» **Required action**
From the records below, copy each line that has the word "icon" in it.

Input records: Begin

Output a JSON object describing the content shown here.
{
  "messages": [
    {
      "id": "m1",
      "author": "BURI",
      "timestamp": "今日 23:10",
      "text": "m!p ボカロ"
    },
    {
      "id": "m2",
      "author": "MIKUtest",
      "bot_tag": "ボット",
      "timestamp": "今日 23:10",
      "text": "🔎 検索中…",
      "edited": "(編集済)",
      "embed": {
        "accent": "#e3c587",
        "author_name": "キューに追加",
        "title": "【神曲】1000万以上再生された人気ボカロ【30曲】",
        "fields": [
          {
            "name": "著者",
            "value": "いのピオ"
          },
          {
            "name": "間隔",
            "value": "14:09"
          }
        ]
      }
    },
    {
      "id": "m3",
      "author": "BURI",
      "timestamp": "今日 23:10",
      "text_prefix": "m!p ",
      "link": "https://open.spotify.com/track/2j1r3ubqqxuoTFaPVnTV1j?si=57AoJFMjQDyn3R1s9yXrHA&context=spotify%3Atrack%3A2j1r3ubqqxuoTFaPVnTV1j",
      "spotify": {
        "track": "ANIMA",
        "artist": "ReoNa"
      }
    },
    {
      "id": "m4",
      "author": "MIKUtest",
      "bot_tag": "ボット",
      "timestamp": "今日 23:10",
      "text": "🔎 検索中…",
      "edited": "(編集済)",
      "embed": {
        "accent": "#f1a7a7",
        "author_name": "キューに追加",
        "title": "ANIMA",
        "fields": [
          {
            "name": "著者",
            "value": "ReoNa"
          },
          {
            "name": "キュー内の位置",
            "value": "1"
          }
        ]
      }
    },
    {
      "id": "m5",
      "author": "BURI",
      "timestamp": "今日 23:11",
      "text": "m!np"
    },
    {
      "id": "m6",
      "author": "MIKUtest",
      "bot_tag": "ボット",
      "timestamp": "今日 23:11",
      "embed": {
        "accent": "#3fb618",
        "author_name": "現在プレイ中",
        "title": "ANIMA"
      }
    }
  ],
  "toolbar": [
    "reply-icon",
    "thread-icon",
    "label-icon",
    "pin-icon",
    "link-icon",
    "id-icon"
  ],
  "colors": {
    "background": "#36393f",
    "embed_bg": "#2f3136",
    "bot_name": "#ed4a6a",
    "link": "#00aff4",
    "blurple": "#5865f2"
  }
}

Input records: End

» **Expected answer**
    "reply-icon",
    "thread-icon",
    "label-icon",
    "pin-icon",
    "link-icon",
    "id-icon"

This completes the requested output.